Agnes Varda’s Mur Murs

05. Mur Murs

1981 | France, USA

Agnès Varda had always been cool, ahead of her time, and she confirms that with a movie about the rise of the graffiti art way before it was considered hip. Varda understood that graffitis were not an act of vandalism per se, but an artistic expression just like any other. She understood that, behind these murals, there’s also a sociopolitical background.


04. Daguerréotypes

1976 | France, West Germany

Some movies, like good wine, improve with age, especially documentary films, like Frederick Wiseman’s films, for example, that work as time capsules where they show the society of that period. In addition to being an intimate feature about Varda’s neighbours, Daguerréotypes focuses on an endangered species: the local business. Varda interviews owners and employees from a varied selection of stores, from a butcher's to a watchmaker’s workshop. Varda follows their routines, their relationship with their clients, and the way they behave when they shop.


03. Vagabond

Sans toit ni loi | 1985 | France

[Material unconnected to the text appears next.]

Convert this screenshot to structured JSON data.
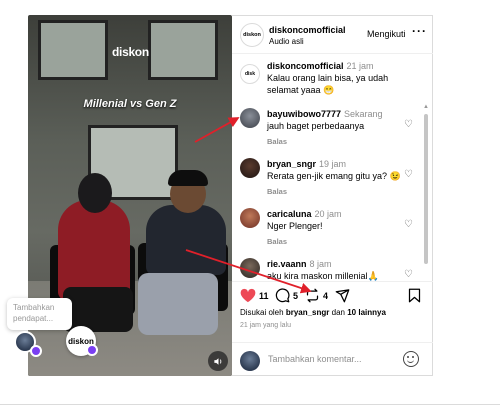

Agnès Varda won the Golden Lion at the Venice Film Festival for this tale of a homeless woman. The director not only wonders how someone ends up in that situation, but she’s also interested to know what happens to all the people we meet in our way. Have you ever wonder if you changed somebody else’s life? Do your primary school friends even remember you? Have you changed your neighbours’ destiny just by saying “Hi” to them?


02. Cléo from 5 to 7

Cléo de 5 à 7 | 1962 | France, Italy

24 what? Way before the famous Kiefer Sutherland starrer, Varda had already shown movies in real time, but unlike 24, minutes don’t run in a vertiginous way. Whereas Jack Bauer and his entourage had to race against the clock, Cléo wants time to fly by while she waits for some blood results that will confirm her if she has cancer o not. During this tense wait, Cléo visits a fortune teller, rehearses a musical number and watches a short movie with Jean-Luc Godard as its protagonist.


01. Le Bonheur

1965 | France

Can you film happiness in cinema? Not really. Because, for a story to work, there must be a conflict, and if there’s a conflict, then happiness is ruined. Varda would’ve gotten close enough with Le Bonheur if it wasn’t for the fact that this movie is one of the most cynical features ever produced. In Le Bonheur, the main character finds happiness, but thanks to someone else's sacrifice, i. e., death.